Amazonian activists in Ecuador join “Fridays For Future”

Daniel Robles Romero an Ecuadorian researcher preparing for the Amazon Synod

Students took to the streets across the globe in the hundreds of thousands on Friday, marking a second wave of worldwide protests demanding swift action on climate change. As a local conservationist and rainforest guide reveals, the phenomenon has infiltrated the lush Amazon vegetation and encouraged its inhabitants to highlight the fragility of the Amazon ecosystem.

“Fridays For Future” is a global movement of students who leave their classrooms to demonstrate and demand action to curtail the escalating global warming crisis and halt climate change.

It was begun in August 2018 by Greta Thunberg, a 16-year-old Swedish climate change activist who has galvanized her peers across the globe and addressed political leaders at the recent United Nations Climate Summit.

Fridays for Future protesters are calling for the abandonment of fossil energy sources, the reduction of greenhouse gas emissions, and environmental justice for the peoples of the world.

Preparing to contribute to the upcoming October Synod of Bishops for the Pan-Amazonian Region, Daniel Robles, an Amazon rainforest researcher and guide in the Ecuadorian Amazon, told Vatican News that the team of conservationists to whom he belongs has become increasingly galvanized by the world-wide movement.

Daniel explained that he is part of a Foundation that aims to protect the Amazon rainforest and said that the members of the group he works with heard about the Fridays For Future initiative.

The fact that people, as far away as Europe, were starting to stand up and demand action against climate change was incredibly empowering, he said.

He revealed that a series of set-backs had impacted his group’s activities and said they were not campaigning any more, but seeing so many people across the globe take action “we started to get organized with other groups to join Fridays For Future “which is a great idea”.

People are really starting to take an interest

Daniel said in his community the Church is really supportive and, more generally, while at the beginning no one seemed to pay much attention, in the last couple of months more and more people are getting interested – including NGOs and even government representatives –  in the possibility of being able to bring about change. “We think people are starting to think about how they can help preserve our environment,” he said.

Thanks to increased activity and awareness raising,  he said his group is receiving comments on social media, and this had led to the making of videos that are posted on fb to raise awareness regarding the need to protect the Amazon rainforest “which is important for the whole world”.

The Global Catholic Climate Movement

Daniel said faith-based organizations are in the front line as regards commitment for the cause, including Caritas, “with which we now have an alliance”, and the MCMC (The Global Catholic Climate Movement) that is working with us to support future activities.

Daniel confessed he knew nothing of the October Synod, but expressed interest and enthusiasm for any initiative that shows attention and concern for the Amazon Rivers and ecosystems.

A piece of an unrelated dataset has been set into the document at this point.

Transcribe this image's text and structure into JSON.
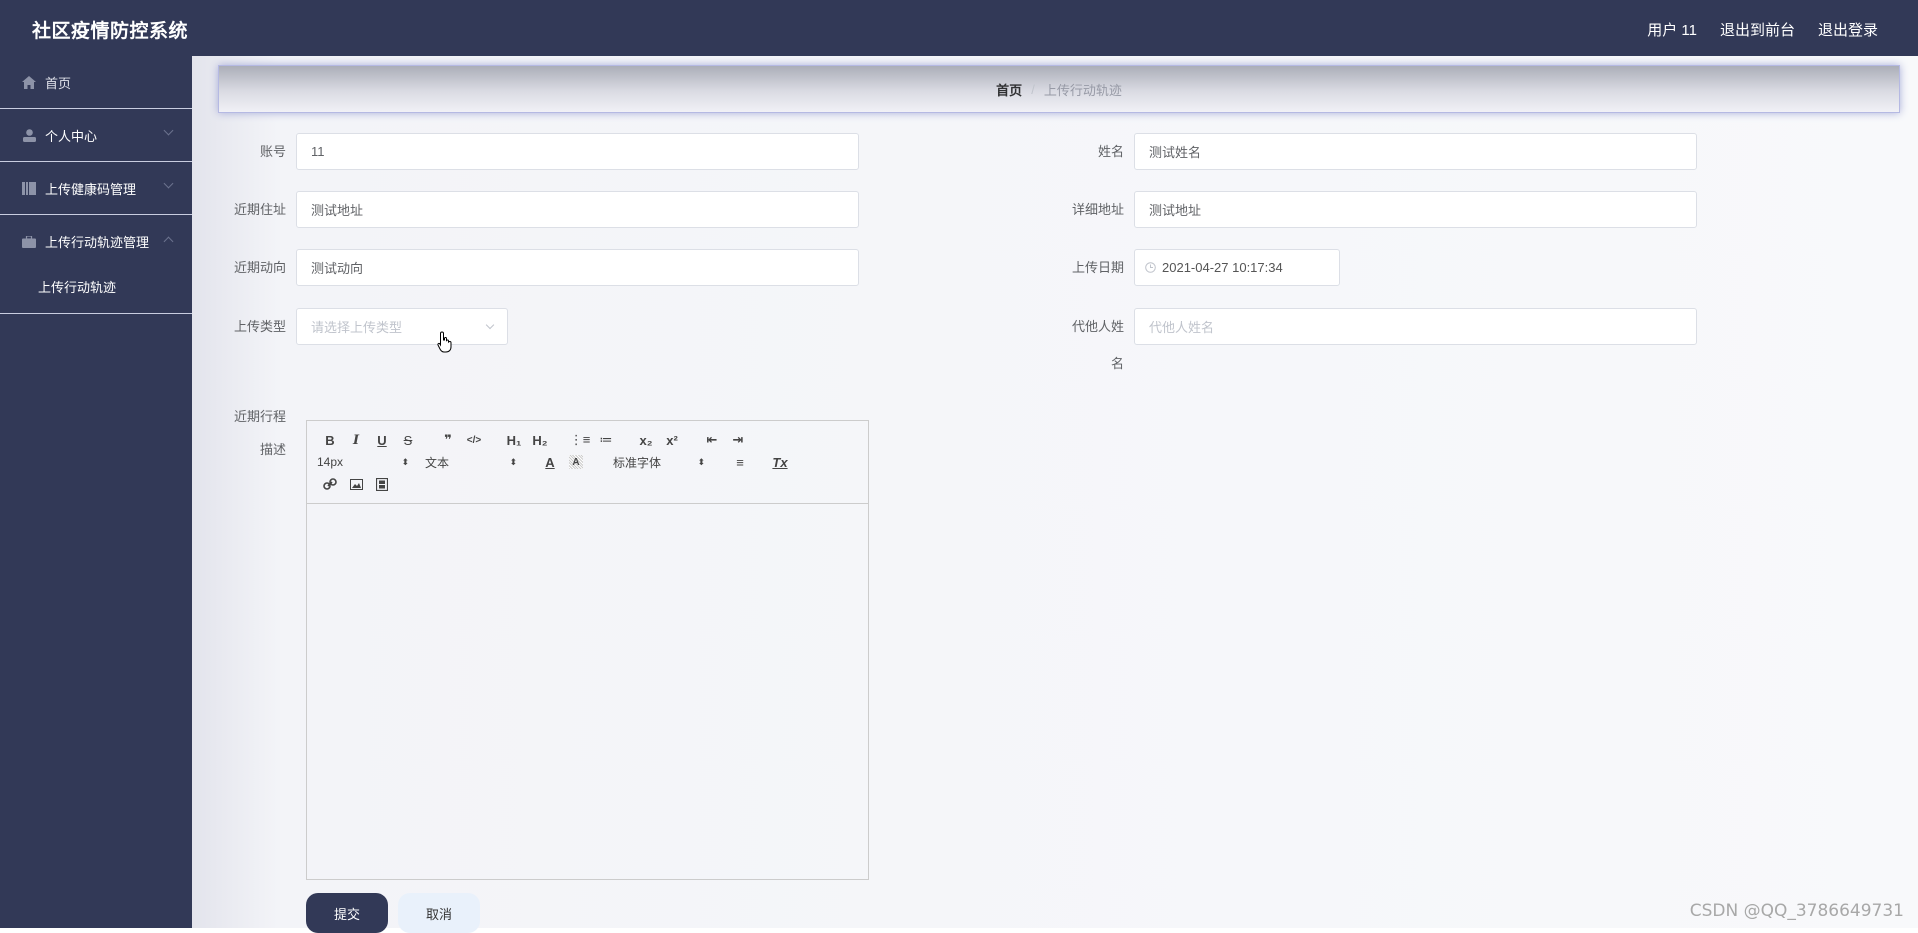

“We think it is great that a meeting such as that will help get the message across that it is necessary to protect the Amazon Rainforest,” he said.

For too many years, he concluded, bad practices have contributed to increasingly damage the rainforest and its peoples, but “we are the generation that must make some important changes”.